Dr. Tiffany M. Smith is an integrative and functional psychiatric nurse practitioner, but she did not start practicing this way until she was challenged with improving her husband’s health without the use of Western medicine practices. Her husband, a combat veteran, suffered from debilitating pain, PTSD, chronic depression and anxiety, and insomnia/hypersomnia. Bed-bound, he felt little relief from traditional treatment methods, like pain pills and steroids. Her husband refused any further treatment from Western medicine and was faced with how to improve their quality of life without the medicinal approach they were taught. Helping him improve his conditions inspired her to start her psychiatric practice Aroma Functional Nutrition Psychiatry.
While helping him heal, she saw the benefits firsthand of functional medicine and nutrition in treating a wealth of conditions and added it to her practice. Her practice focuses on helping her patients improve holistically and become more mindful of how their lifestyles affect their conditions. “How you live your life is going to either move you toward or away from health,” says Dr. Smith. “70 to 80% of your health and wellbeing is based on how you live.”
She believes overprescription of drugs and a lack of education on healthy lifestyles are a barrier to wellness. “The thing with our healthcare system is they’re only trained in acute situations, but we’re dealing with lifestyle and chronic conditions.” She believes that if people choose the healthier lifestyle habits that work for them it will result in better physical and mental well-being instances; when they can’t, she’s there to identify the root cause and work with her client to create a holistic customized treatment plan.
While she prescribes medication when appropriate, medication isn’t the first part of her treatment plan. “If you come to me and you say, ‘I’m sad,’ I’m not going to say, well, here’s an anti-sad medication like Zoloft,” said Dr. Smith. “We put a lifestyle plan into place that will include sleep, nutrition, movement, relationships in addition to possibly needing counseling or coaching; then using supplements and botanical medicines depending on the severity.
Helping her patients improve their condition, without unnecessary medication, is her biggest reward. “I am ecstatic when we don’t have to go in and change your body with a medication to make you better, that you were able to harness the power of your body naturally to help you heal and get through,” she said.
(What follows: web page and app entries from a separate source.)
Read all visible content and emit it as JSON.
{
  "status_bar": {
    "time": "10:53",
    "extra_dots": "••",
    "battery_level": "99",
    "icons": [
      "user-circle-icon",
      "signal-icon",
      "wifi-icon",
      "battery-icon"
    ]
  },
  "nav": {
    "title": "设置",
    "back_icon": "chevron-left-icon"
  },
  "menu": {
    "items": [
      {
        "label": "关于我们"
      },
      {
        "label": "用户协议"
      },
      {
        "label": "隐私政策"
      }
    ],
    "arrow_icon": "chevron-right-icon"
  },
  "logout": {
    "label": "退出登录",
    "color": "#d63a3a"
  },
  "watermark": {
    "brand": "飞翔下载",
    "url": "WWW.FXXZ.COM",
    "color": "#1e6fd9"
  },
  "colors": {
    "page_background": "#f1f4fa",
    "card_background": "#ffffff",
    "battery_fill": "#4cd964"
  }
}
Her goal is always to help her clients create a lifetime of skills and habits that lead to better health and for her patients to know how their bodies respond to certain things. “The message isn’t getting out, that if you change your lifestyle, you could reverse diabetes. You can significantly impact fibromyalgia and lupus, and many chronic conditions which also affect mental health,” she said.
Dr. Smith has created a Mental Health Resuscitation program that involves sessions with her, access to her community (Free2BU Nation), and her Mental Wellness Unlocked course. She believes that this is the trifecta to better mental health and well-being and the catalyst to recovery from mental illness and living the full and unique life people are destined to have. The community and course are available to everyone regardless of whether she is licensed in your state.
Dr. Smith currently holds a monthly webinar for BIPOC women. She is also trained in perinatal mental health care. Next year, she will be holding an event called “Climb Out The Darkness” that brings awareness to mental health among new families. In the future, Dr. Smith wants to grow her practice with providers across the country. She also plans to start a podcast called “It’s More Than Just A Pill” where listeners can hear from complementary and alternative practitioners of other modalities like yoga, meditation, and aromatherapy. As for her ultimate aspirations, she wants to be global. “I want to help people live better lives and understand that how you live your life affects your health and wellbeing; then move that needle across the world.”